for both Warner Music artists and for other artists that are broadly
appealing to our membership base. That is just something that
we do. We look at what is interesting to our members and we test
what is appealing to them. In the on-line world we have a slightly
different scenario to the magazine world where you have to decide
what goes into print and then you have to see what people like.
In the on-line world it is perfectly possible to run different
promotions, see what is most appealing and then promote them more
extensively so more people get access to content or whatever.
It is misleading to look at it in that sense. We will always work
across a broad range of film titles and music titles and products,
for example, and what we seek to do is to engage our members in
the on-line experience. If we were to exploit that in a commercial
sense where we simply promoted what we were being paid to promote,
members would not spend time within our service. The proof of
the pudding for us is whether people are interested and responsive
to the content we provide to them. If they are not responsive
then we do not run those promotions because we can see on a minute-by-minute
basis what is appealing to our members.

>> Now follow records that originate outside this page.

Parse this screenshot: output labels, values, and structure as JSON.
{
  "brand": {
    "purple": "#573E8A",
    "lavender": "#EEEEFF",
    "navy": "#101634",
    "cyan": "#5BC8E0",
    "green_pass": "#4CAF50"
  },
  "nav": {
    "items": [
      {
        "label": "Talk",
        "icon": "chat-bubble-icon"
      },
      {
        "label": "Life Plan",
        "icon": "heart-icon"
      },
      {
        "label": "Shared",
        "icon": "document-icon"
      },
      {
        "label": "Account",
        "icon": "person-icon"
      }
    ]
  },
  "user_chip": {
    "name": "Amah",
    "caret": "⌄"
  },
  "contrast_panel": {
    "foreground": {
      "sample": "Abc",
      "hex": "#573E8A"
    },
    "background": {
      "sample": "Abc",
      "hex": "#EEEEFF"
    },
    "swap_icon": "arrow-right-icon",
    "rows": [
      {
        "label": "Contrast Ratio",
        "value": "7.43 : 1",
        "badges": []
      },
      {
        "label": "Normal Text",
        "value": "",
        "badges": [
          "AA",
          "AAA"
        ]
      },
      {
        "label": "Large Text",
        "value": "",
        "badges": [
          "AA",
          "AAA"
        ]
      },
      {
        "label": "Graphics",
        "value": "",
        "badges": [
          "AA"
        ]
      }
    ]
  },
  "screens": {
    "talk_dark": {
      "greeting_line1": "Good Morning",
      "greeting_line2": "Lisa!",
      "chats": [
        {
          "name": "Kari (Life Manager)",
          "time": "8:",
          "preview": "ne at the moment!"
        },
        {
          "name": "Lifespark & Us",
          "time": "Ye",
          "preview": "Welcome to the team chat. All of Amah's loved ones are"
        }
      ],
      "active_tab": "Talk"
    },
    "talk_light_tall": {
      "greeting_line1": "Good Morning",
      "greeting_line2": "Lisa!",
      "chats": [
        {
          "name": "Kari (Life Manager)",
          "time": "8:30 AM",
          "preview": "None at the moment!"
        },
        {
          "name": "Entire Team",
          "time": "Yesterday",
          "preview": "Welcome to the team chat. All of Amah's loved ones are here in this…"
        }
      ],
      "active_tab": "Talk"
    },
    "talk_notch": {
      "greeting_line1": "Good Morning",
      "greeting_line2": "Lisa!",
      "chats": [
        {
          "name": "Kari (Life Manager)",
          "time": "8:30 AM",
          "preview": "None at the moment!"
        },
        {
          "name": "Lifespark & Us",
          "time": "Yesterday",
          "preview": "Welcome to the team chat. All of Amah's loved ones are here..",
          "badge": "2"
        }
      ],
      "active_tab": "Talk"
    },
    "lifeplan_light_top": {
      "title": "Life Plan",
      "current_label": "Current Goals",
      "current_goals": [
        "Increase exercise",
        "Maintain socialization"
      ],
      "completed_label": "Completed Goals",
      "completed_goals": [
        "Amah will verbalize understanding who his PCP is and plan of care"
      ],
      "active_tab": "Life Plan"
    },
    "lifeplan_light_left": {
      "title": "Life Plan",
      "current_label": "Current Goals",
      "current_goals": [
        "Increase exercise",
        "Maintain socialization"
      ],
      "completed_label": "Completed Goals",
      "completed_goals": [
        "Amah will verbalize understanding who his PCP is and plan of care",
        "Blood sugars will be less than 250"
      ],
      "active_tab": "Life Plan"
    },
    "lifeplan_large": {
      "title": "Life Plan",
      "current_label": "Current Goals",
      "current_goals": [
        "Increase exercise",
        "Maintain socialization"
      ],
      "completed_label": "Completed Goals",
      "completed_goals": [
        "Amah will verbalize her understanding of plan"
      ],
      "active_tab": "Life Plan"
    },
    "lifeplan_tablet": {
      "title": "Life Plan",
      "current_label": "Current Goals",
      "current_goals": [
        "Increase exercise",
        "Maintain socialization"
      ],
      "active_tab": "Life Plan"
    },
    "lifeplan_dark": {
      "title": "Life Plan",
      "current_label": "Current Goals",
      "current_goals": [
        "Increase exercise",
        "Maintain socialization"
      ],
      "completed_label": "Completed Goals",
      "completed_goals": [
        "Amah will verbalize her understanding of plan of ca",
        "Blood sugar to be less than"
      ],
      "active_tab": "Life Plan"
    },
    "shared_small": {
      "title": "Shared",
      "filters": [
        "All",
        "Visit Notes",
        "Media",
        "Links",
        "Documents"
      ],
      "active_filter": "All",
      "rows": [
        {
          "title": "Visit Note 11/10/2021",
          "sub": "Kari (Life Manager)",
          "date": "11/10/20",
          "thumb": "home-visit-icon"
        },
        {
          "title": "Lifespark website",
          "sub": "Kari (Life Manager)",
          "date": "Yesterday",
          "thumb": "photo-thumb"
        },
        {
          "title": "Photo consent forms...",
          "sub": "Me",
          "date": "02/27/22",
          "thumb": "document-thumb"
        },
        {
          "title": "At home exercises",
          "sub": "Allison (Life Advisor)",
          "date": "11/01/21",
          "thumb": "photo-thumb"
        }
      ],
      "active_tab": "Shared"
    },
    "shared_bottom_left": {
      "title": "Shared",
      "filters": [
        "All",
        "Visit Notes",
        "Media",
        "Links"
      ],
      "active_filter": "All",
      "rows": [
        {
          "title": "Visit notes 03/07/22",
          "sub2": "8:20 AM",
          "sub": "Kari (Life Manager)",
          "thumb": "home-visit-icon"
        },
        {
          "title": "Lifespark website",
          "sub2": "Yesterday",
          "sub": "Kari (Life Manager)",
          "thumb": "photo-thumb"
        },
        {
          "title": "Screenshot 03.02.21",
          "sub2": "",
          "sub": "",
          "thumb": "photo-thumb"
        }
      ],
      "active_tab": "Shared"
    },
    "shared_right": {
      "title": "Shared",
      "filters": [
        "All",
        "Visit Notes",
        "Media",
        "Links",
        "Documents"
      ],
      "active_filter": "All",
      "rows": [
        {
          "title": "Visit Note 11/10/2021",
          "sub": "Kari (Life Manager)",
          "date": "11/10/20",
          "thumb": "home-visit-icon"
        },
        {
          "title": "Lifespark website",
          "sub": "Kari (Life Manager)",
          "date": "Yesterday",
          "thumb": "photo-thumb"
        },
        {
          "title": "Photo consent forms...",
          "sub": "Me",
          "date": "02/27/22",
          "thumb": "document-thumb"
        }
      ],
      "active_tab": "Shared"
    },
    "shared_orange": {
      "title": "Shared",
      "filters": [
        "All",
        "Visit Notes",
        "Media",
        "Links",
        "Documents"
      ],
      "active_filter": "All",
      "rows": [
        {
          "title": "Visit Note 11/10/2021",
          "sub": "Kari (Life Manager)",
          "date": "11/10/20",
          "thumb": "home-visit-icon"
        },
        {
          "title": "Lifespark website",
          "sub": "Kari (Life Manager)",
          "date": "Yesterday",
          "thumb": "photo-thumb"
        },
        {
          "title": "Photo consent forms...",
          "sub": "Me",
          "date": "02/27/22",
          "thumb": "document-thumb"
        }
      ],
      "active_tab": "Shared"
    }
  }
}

299. On a different bundling issue, most people
when they buy a PC do not just want it to be a typewriter, they
want some kind of internet and e-mail activity. So normally in
the computer that you buy there is already some kind of ISP programme
bundled in. In fact, if there was not, people might not buy it
and life might be far too complicated. Obviously there is a danger
that then you buy your way into a particular PC and that restricts
people's access to the whole range of different internet service
providers out there.
(Ms Thomson) The vast majority of PCs sold will have
a number of different providers on the desk-top ready for use.
In our case I have to say the vast majority of people signing
up to our service come from channels other than pre-loaded bundling
onto computers. That is not necessarily the case with some other
providers who have much closer links with retailers and computer
manufacturers. For us we are an independent company looking for
lots of different ways to market.